The port expects greater volumes in spring and summer as construction at Virginia International Gateway and Norfolk International Terminals keep growth steady.

Rail volume for the port was up by 3 percent and total barge traffic up by 1 percent in February compared to last year. Truck volume, however, dropped by 4 percent.

“Our performance at the gates is not meeting our standards. As a result, the motor carriers are feeling the impact,” Reinhart stated. “The motor carriers have voiced their concerns, and we have listened.”

Eight new shuttle trucks were delivered to VIG last week, according to a March 5 press release. These mobile container handlers quickly move export and import containers from the piers to the container stacks.

They will support the expanded vessel and container operations that will result from the berth and container yard expansions at VIG.

“The timing of the equipment arrivals is critical to maintaining our schedule and progress, and these arrivals are timed perfectly,” Reinhart stated. “In April, we will be putting the first of our new container stacks into service, and as the construction on the first stacks wraps up, we will be able to immediately begin the installation of the cargo conveyance hardware and transition to the next stack to repeat the process.”

The first new container stack at VIG is expected to be online April 23. The components of two cantilever rail-mounted gantry cranes were delivered in February, and assembly is currently under way.
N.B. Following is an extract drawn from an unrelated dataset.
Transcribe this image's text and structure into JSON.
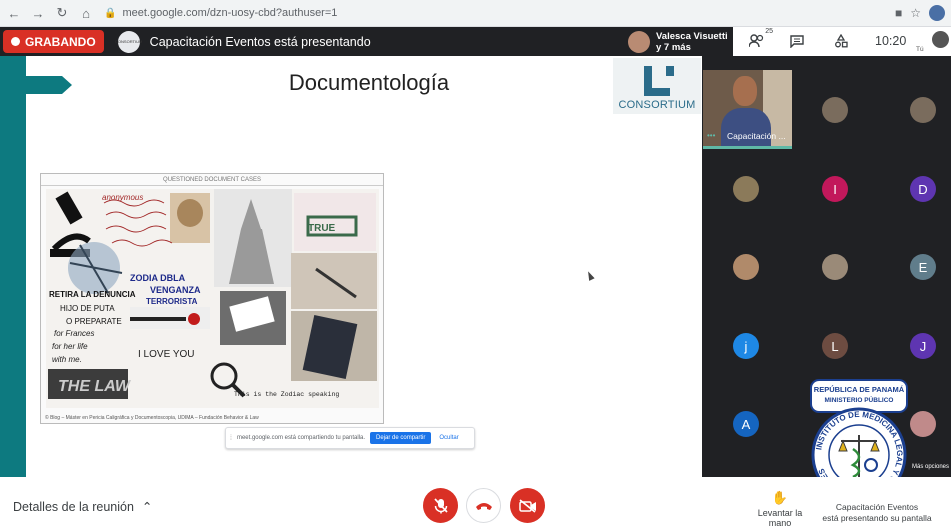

The cranes will be used to support the expanded rail operation, the first phase of which is expected to be operational by June.

Four new cantilever rail-mounted gantry cranes and six rail-mounted gantry cranes have been delivered to VIG since Feb. 2. The terminal will receive eight more shuttle trucks by the end of March and 20 additional cranes by the end of summer, per the press release.

The port began construction on the $320 million VIG expansion in February 2017. Thirteen new container stacks in the yard will be supported by 26 new cranes. The berth will be lengthened and accommodate four new ship-to-shore container cranes, doubling the size of the rail operation and adding new lanes to the truck gate.

There are also four large ship to-shore cargo cranes set to arrive in early 2019. The expansion at VIG is expected to be completed by spring 2019.

“We are making significant progress on the capacity expansion project at VIG, and across the river at NIT,” Reinhart stated. “When both projects are complete in 2020, we will have increased the container capacity at The Port of Virginia by 40 percent, or 1 million container units.

“The end result of our effort will be new revenue streams, economic investment in Virginia, jobs for Virginians and sustainability for The Port of Virginia for decades to come.”